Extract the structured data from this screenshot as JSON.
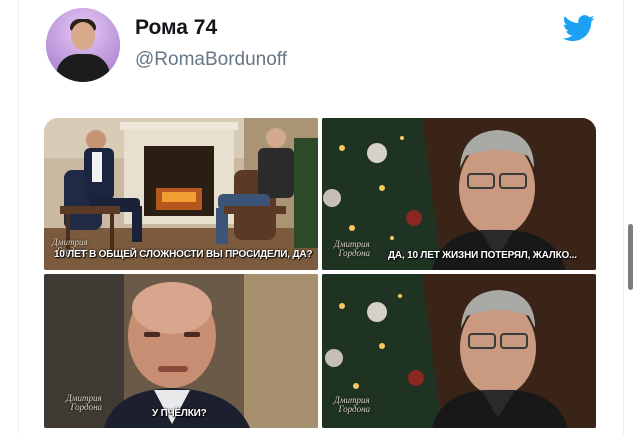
{
  "tweet": {
    "display_name": "Рома 74",
    "handle": "@RomaBordunoff",
    "brand_icon": "twitter-bird-icon",
    "brand_color": "#1da1f2"
  },
  "media": {
    "panels": [
      {
        "subtitle": "10 ЛЕТ В ОБЩЕЙ СЛОЖНОСТИ ВЫ ПРОСИДЕЛИ, ДА?",
        "logo": "В гостях у Дмитрия Гордона"
      },
      {
        "subtitle": "ДА, 10 ЛЕТ ЖИЗНИ ПОТЕРЯЛ, ЖАЛКО...",
        "logo": "В гостях у Дмитрия Гордона"
      },
      {
        "subtitle": "У ПЧЁЛКИ?",
        "logo": "В гостях у Дмитрия Гордона"
      },
      {
        "subtitle": "",
        "logo": "В гостях у Дмитрия Гордона"
      }
    ]
  }
}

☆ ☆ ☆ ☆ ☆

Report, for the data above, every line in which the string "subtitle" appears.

Reply:
        "subtitle": "10 ЛЕТ В ОБЩЕЙ СЛОЖНОСТИ ВЫ ПРОСИДЕЛИ, ДА?",
        "subtitle": "ДА, 10 ЛЕТ ЖИЗНИ ПОТЕРЯЛ, ЖАЛКО...",
        "subtitle": "У ПЧЁЛКИ?",
        "subtitle": "",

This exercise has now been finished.